- Shah PP, Lv W, Rhoades JH, …, Prosser BL, Musunuru K, Jain R. Pathogenic LMNA variants disrupt cardiac lamina-chromatin interactions and de-repress alternative fate genes. Cell Stem Cell. 2021;28:938-954.e9.
- Morley MP, Wang X, Hu R, …, Margulies KB, Musunuru K, Cappola TP. Cardioprotective effects of MTSS1 enhancer variants. Circulation. 2019;139:2073-2076.
- Rossidis AC, Stratigis JD, Chadwick AC, …, Morrisey EE, Musunuru K, Peranteau WH. In utero CRISPR-mediated therapeutic editing of metabolic genes. Nat Med. 2018;24:1513-1518.
- Lv W, Qiao L, Petrenko, Li W, Owens AT, McDermott-Roe C, Musunuru K. Functional annotation of TNNT2 variants of uncertain significance with genome-edited cardiomyocytes. Circulation. 2018;138:2852-2854.
- Chadwick AC, Evitt NH, Lv W, Musunuru K. Reduced blood lipid levels with in vivo CRISPR-Cas9 base editing of ANGPTL3. Circulation. 2018;137:975-977.

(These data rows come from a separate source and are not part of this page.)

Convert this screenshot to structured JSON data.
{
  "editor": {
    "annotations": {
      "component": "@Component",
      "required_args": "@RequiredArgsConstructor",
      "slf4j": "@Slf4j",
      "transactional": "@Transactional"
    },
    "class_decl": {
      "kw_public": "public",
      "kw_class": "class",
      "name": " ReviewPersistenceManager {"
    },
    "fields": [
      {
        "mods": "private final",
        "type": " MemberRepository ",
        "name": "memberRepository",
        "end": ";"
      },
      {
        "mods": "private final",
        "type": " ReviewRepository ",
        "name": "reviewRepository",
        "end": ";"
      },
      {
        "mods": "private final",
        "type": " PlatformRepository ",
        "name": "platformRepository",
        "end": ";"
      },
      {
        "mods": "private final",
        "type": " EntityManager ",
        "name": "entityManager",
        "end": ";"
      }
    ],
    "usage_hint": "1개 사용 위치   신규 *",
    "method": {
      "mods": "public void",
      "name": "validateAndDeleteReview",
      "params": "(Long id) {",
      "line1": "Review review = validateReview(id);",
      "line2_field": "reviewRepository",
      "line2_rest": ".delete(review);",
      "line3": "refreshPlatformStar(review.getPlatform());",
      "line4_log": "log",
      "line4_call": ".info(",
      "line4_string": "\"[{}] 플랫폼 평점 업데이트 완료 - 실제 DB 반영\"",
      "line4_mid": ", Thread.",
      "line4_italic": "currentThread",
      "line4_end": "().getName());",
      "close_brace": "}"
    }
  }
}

- Liu DJ, Peloso GM, Yu H, …, Musunuru K, Willer CJ, Kathiresan S. Exome-wide association study of plasma lipids in >300,000 individuals. Nat Genet. 2017;49:1758-1766.
- Chadwick AC, Wang X, Musunuru K. In vivo base editing of PCSK9 (proprotein convertase subtilisin/kexin type 9) as a therapeutic alternative to genome editing. Arterioscler Thromb Vasc Biol. 2017;37:1741-1747.
- Stitziel NO, Khera AV, Wang X, …, Saleheen D, Musunuru K, Kathiresan S. ANGPTL3 deficiency and protection against coronary artery disease. J Am Coll Cardiol. 2017;69:2054-2063.
- Pashos EE, Park Y, Wang X, …, Rader DJ, Brown CD, Musunuru K. Large, diverse population cohorts of hiPSCs and derived hepatocyte-like cells reveal functional genetic variation at blood lipid-associated loci. Cell Stem Cell. 2017;20:558-570.